_EXERCISE MATERIAL:_
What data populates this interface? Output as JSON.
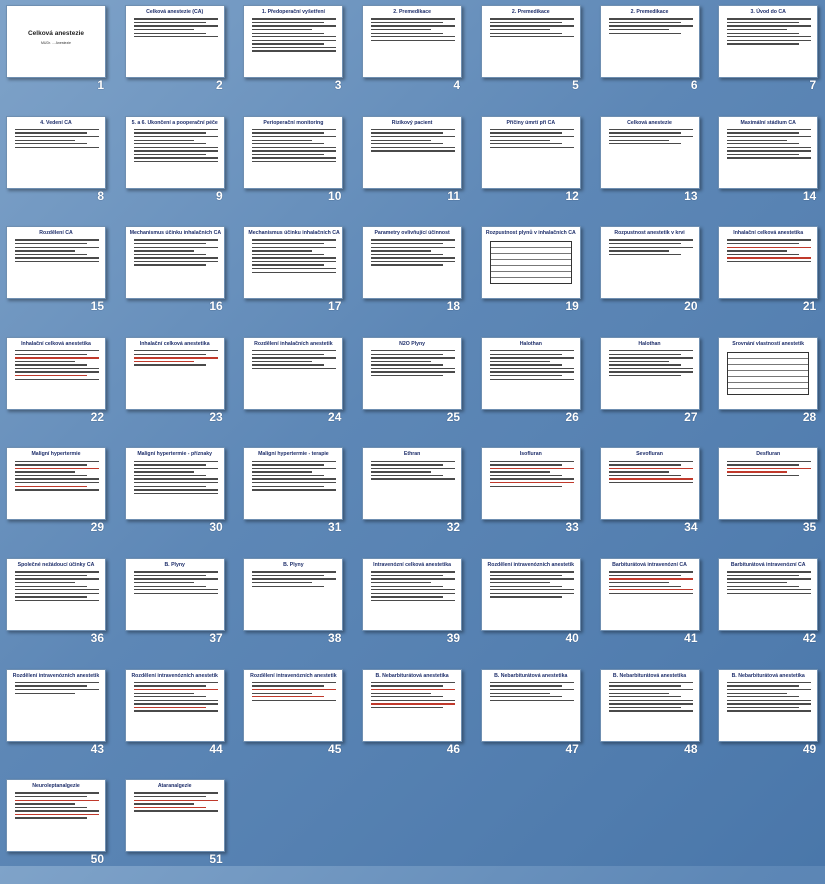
{
  "slides": [
    {
      "n": "1",
      "title": "Celková anestezie",
      "cover": true,
      "sub": "MUDr. ...  Anestezie"
    },
    {
      "n": "2",
      "title": "Celková anestezie (CA)",
      "lines": 6
    },
    {
      "n": "3",
      "title": "1. Předoperační vyšetření",
      "lines": 10
    },
    {
      "n": "4",
      "title": "2. Premedikace",
      "lines": 7
    },
    {
      "n": "5",
      "title": "2. Premedikace",
      "lines": 6
    },
    {
      "n": "6",
      "title": "2. Premedikace",
      "lines": 5
    },
    {
      "n": "7",
      "title": "3. Úvod do CA",
      "lines": 8
    },
    {
      "n": "8",
      "title": "4. Vedení CA",
      "lines": 6
    },
    {
      "n": "9",
      "title": "5. a 6. Ukončení a pooperační péče",
      "lines": 10
    },
    {
      "n": "10",
      "title": "Perioperační monitoring",
      "lines": 10
    },
    {
      "n": "11",
      "title": "Rizikový pacient",
      "lines": 7
    },
    {
      "n": "12",
      "title": "Příčiny úmrtí při CA",
      "lines": 6
    },
    {
      "n": "13",
      "title": "Celková anestezie",
      "lines": 5
    },
    {
      "n": "14",
      "title": "Maximální stádium CA",
      "lines": 9
    },
    {
      "n": "15",
      "title": "Rozdělení CA",
      "lines": 7
    },
    {
      "n": "16",
      "title": "Mechanismus účinku inhalačních CA",
      "lines": 8
    },
    {
      "n": "17",
      "title": "Mechanismus účinku inhalačních CA",
      "lines": 10
    },
    {
      "n": "18",
      "title": "Parametry ovlivňující účinnost",
      "lines": 8
    },
    {
      "n": "19",
      "title": "Rozpustnost plynů v inhalačních CA",
      "table": true
    },
    {
      "n": "20",
      "title": "Rozpustnost anestetik v krvi",
      "lines": 5
    },
    {
      "n": "21",
      "title": "Inhalační celková anestetika",
      "lines": 7,
      "red": true
    },
    {
      "n": "22",
      "title": "Inhalační celková anestetika",
      "lines": 9,
      "red": true
    },
    {
      "n": "23",
      "title": "Inhalační celková anestetika",
      "lines": 5,
      "red": true
    },
    {
      "n": "24",
      "title": "Rozdělení inhalačních anestetik",
      "lines": 6
    },
    {
      "n": "25",
      "title": "N2O Plyny",
      "lines": 8
    },
    {
      "n": "26",
      "title": "Halothan",
      "lines": 9
    },
    {
      "n": "27",
      "title": "Halothan",
      "lines": 8
    },
    {
      "n": "28",
      "title": "Srovnání vlastností anestetik",
      "table": true
    },
    {
      "n": "29",
      "title": "Maligní hypertermie",
      "lines": 9,
      "red": true
    },
    {
      "n": "30",
      "title": "Maligní hypertermie - příznaky",
      "lines": 10
    },
    {
      "n": "31",
      "title": "Maligní hypertermie - terapie",
      "lines": 9
    },
    {
      "n": "32",
      "title": "Ethran",
      "lines": 6
    },
    {
      "n": "33",
      "title": "Isofluran",
      "lines": 8,
      "red": true
    },
    {
      "n": "34",
      "title": "Sevofluran",
      "lines": 7,
      "red": true
    },
    {
      "n": "35",
      "title": "Desfluran",
      "lines": 5,
      "red": true
    },
    {
      "n": "36",
      "title": "Společné nežádoucí účinky CA",
      "lines": 9
    },
    {
      "n": "37",
      "title": "B. Plyny",
      "lines": 7
    },
    {
      "n": "38",
      "title": "B. Plyny",
      "lines": 5
    },
    {
      "n": "39",
      "title": "Intravenózní celková anestetika",
      "lines": 9
    },
    {
      "n": "40",
      "title": "Rozdělení intravenózních anestetik",
      "lines": 8
    },
    {
      "n": "41",
      "title": "Barbiturátová intravenózní CA",
      "lines": 7,
      "red": true
    },
    {
      "n": "42",
      "title": "Barbiturátová intravenózní CA",
      "lines": 7
    },
    {
      "n": "43",
      "title": "Rozdělení intravenózních anestetik",
      "lines": 4
    },
    {
      "n": "44",
      "title": "Rozdělení intravenózních anestetik",
      "lines": 9,
      "red": true
    },
    {
      "n": "45",
      "title": "Rozdělení intravenózních anestetik",
      "lines": 6,
      "red": true
    },
    {
      "n": "46",
      "title": "B. Nebarbiturátová anestetika",
      "lines": 8,
      "red": true
    },
    {
      "n": "47",
      "title": "B. Nebarbiturátová anestetika",
      "lines": 6
    },
    {
      "n": "48",
      "title": "B. Nebarbiturátová anestetika",
      "lines": 9
    },
    {
      "n": "49",
      "title": "B. Nebarbiturátová anestetika",
      "lines": 9
    },
    {
      "n": "50",
      "title": "Neuroleptanalgezie",
      "lines": 8,
      "red": true
    },
    {
      "n": "51",
      "title": "Ataranalgezie",
      "lines": 6,
      "red": true
    }
  ]
}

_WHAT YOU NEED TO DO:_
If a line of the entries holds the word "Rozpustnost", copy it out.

_SOLUTION FOR THIS EXERCISE:_
      "title": "Rozpustnost plynů v inhalačních CA",
      "title": "Rozpustnost anestetik v krvi",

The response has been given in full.